Quick Thoughts About Ginsburg

(AP Photo/Caron Creighton)

It is being reported that Ruth Bader Ginsburg is being treated for a recurrence of liver cancer.  This is incorrect, and the reporters who are saying that don’t understand how cancer works.  I’m not insulting them, cancer is an odd beast, and Ginsburg’s statement intentionally obfuscates the issue.

Statement from Justice Ruth Bader Ginsburg:

On May 19, I began a course of chemotherapy (gemcitabine) to treat a recurrence of cancer. A periodic scan in February followed by a biopsy revealed lesions on my liver. My recent hospitalizations to remove gall stones and treat an infection were unrelated to this recurrence.

Immunotherapy first essayed proved unsuccessful. The chemotherapy course, however, is yielding positive results. Satisfied that my treatment course is now clear, I am providing this information.

My most recent scan on July 7 indicated significant reduction of the liver lesions and no new disease. I am tolerating chemotherapy well and am encouraged by the success of my current treatment.  I will continue bi-weekly chemotherapy to keep my cancer at bay, and am able to maintain an active daily routine. Throughout, I have kept up with opinion writing and all other Court work.

I have often said I would remain a member of the Court as long as I can do the job full steam. I remain fully able to do that.

The bolding is mine.  The cancer has come back.  Separately she has lesions on her liver.  If liver lesions can be treated surgically they generally are, but often they cannot be removed with surgery.  This is not a liver cancer, it is cancer that has spread to the liver.  She had a similar statement about lesions in the lung – not lung cancer.  Ginsburg has had colon cancer and pancreatic cancer, and has had lesions in the lung and on her liver.  Between colon and pancreatic cancers it is pancreatic that will spread to both lung and liver.  The chemo in use is gemcitabine.

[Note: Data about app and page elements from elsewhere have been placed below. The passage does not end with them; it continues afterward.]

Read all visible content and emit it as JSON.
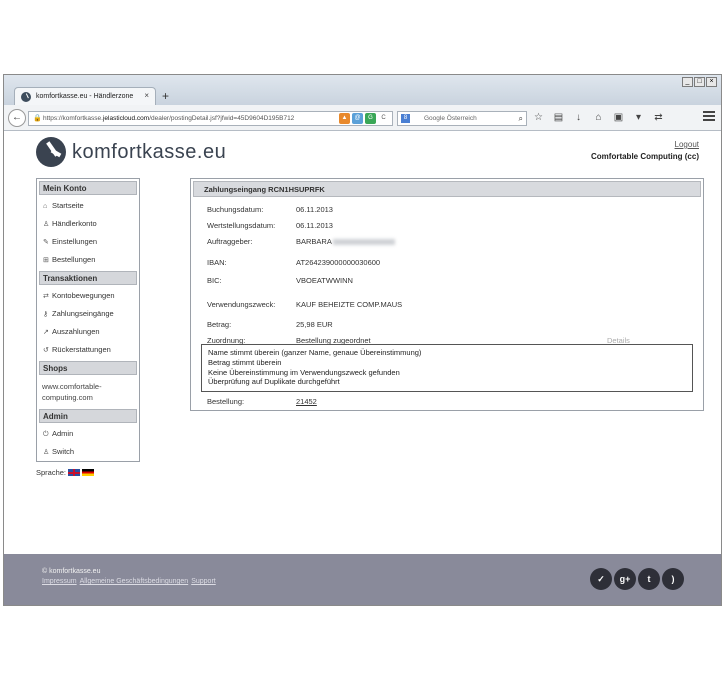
{
  "browser": {
    "tab_title": "komfortkasse.eu - Händlerzone",
    "tab_close": "×",
    "new_tab": "+",
    "url_prefix": "https://komfortkasse.",
    "url_host": "jelasticloud.com",
    "url_rest": "/dealer/postingDetail.jsf?jfwid=45D9604D195B712",
    "search_placeholder": "Google Österreich"
  },
  "header": {
    "logo_text": "komfortkasse.eu",
    "logout": "Logout",
    "company": "Comfortable Computing (cc)"
  },
  "sidebar": {
    "sections": {
      "account": "Mein Konto",
      "transactions": "Transaktionen",
      "shops": "Shops",
      "admin": "Admin"
    },
    "items": {
      "startseite": "Startseite",
      "haendlerkonto": "Händlerkonto",
      "einstellungen": "Einstellungen",
      "bestellungen": "Bestellungen",
      "kontobewegungen": "Kontobewegungen",
      "zahlungseingaenge": "Zahlungseingänge",
      "auszahlungen": "Auszahlungen",
      "rueckerstattungen": "Rückerstattungen",
      "shop_url": "www.comfortable-computing.com",
      "admin": "Admin",
      "switch": "Switch"
    },
    "language_label": "Sprache:"
  },
  "posting": {
    "title": "Zahlungseingang RCN1HSUPRFK",
    "fields": {
      "buchungsdatum_label": "Buchungsdatum:",
      "buchungsdatum": "06.11.2013",
      "wertstellung_label": "Wertstellungsdatum:",
      "wertstellung": "06.11.2013",
      "auftraggeber_label": "Auftraggeber:",
      "auftraggeber": "BARBARA",
      "iban_label": "IBAN:",
      "iban": "AT264239000000030600",
      "bic_label": "BIC:",
      "bic": "VBOEATWWINN",
      "zweck_label": "Verwendungszweck:",
      "zweck": "KAUF BEHEIZTE COMP.MAUS",
      "betrag_label": "Betrag:",
      "betrag": "25,98 EUR",
      "zuordnung_label": "Zuordnung:",
      "zuordnung": "Bestellung zugeordnet",
      "details": "Details",
      "bestellung_label": "Bestellung:",
      "bestellung": "21452"
    },
    "match_lines": [
      "Name stimmt überein (ganzer Name, genaue Übereinstimmung)",
      "Betrag stimmt überein",
      "Keine Übereinstimmung im Verwendungszweck gefunden",
      "Überprüfung auf Duplikate durchgeführt"
    ]
  },
  "footer": {
    "copyright": "© komfortkasse.eu",
    "links": [
      "Impressum",
      "Allgemeine Geschäftsbedingungen",
      "Support"
    ]
  }
}
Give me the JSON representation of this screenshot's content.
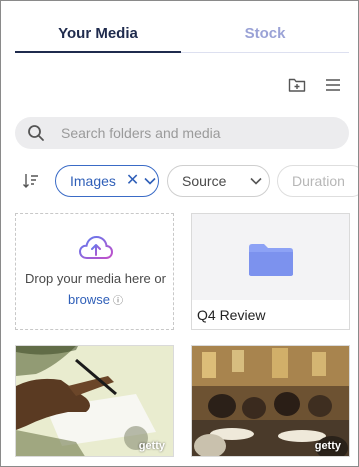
{
  "tabs": {
    "your_media": "Your Media",
    "stock": "Stock",
    "active": "Your Media"
  },
  "toolbar": {
    "new_folder_icon": "folder-plus-icon",
    "menu_icon": "hamburger-menu-icon"
  },
  "search": {
    "placeholder": "Search folders and media",
    "value": ""
  },
  "filters": {
    "sort_icon": "sort-icon",
    "images": "Images",
    "source": "Source",
    "duration": "Duration"
  },
  "drop_zone": {
    "text": "Drop your media here or",
    "browse": "browse"
  },
  "folders": [
    {
      "name": "Q4 Review"
    }
  ],
  "media": [
    {
      "badge": "getty",
      "subject": "hand signing document"
    },
    {
      "badge": "getty",
      "subject": "people at restaurant"
    }
  ],
  "colors": {
    "accent": "#2f5fb8",
    "tab_active": "#1f2b4d",
    "tab_inactive": "#9aa2d6",
    "upload_icon": "#8a5cd8",
    "folder": "#8da2f5"
  }
}
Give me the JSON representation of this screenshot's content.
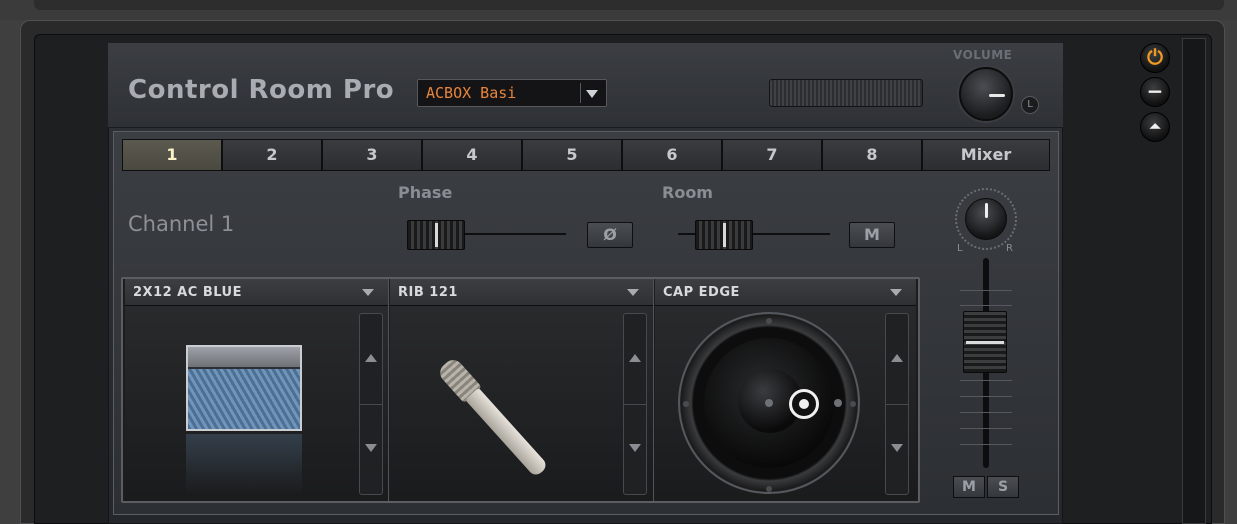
{
  "header": {
    "title": "Control Room Pro",
    "preset_value": "ACBOX Basi",
    "volume_label": "VOLUME",
    "volume_l_label": "L"
  },
  "side_controls": {
    "power_glyph": "⏻",
    "minimize_glyph": "−",
    "collapse_glyph": "⏶"
  },
  "tabs": [
    {
      "label": "1",
      "active": true
    },
    {
      "label": "2",
      "active": false
    },
    {
      "label": "3",
      "active": false
    },
    {
      "label": "4",
      "active": false
    },
    {
      "label": "5",
      "active": false
    },
    {
      "label": "6",
      "active": false
    },
    {
      "label": "7",
      "active": false
    },
    {
      "label": "8",
      "active": false
    },
    {
      "label": "Mixer",
      "active": false
    }
  ],
  "channel": {
    "name": "Channel 1",
    "phase_label": "Phase",
    "phase_button": "Ø",
    "room_label": "Room",
    "room_button": "M"
  },
  "mixer": {
    "pan_l": "L",
    "pan_r": "R",
    "mute_label": "M",
    "solo_label": "S"
  },
  "slots": [
    {
      "label": "2X12 AC BLUE",
      "icon": "cabinet-icon"
    },
    {
      "label": "RIB 121",
      "icon": "ribbon-mic-icon"
    },
    {
      "label": "CAP EDGE",
      "icon": "speaker-icon"
    }
  ],
  "colors": {
    "preset_text": "#e8853a",
    "power_icon": "#f09a26",
    "active_tab": "#fbf3c8"
  }
}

Gemcitabine:  Acording to the National Cancer Institute it is approved for use in treating four types of cancer: Breast, non-small-cell Lung, Ovarian, Pancreatic.  For patients with pancreatic cancer it is used alone in patients whose disease is locally advanced or metastatic and who have been treated with fluorouracil.

Immunotherapy is generally a “last effort” in cancer treatment.  That is, you get immunotherapy after everything else fails.  Justice Ginsburg probably has stage 4 pancreatic cancer, and it was diagnosed 6 months ago.  She has already received radiation therapy relatively recently and likely is not a candidate for additional radiation to the abdomen.    The cancer cannot be treated with immunotherapy.  That leaves chemotherapy, and gemcitabine is only used after fluorouracil has failed.

Notice that the treatment course is clear.  This does not specify that the doctors are attempting to cure the cancer.  In fact, in the release the goal is to “keep the cancer at bay.”  Sometimes the goal of therapy is either an extra couple months of life or to reduce symptoms.  In a “keep the cancer at bay” approach typically it is expected that the lesions will shrink then hold steady for a bit (for a few months total), then rapidly spread leading to a decline in health and death over the course of a couple of weeks.  My personal hope is that Justice Ginsburg comes to a saving knowledge of Christ before she shuffles off of this mortal coil.  Unlike many she has been given ample heads up.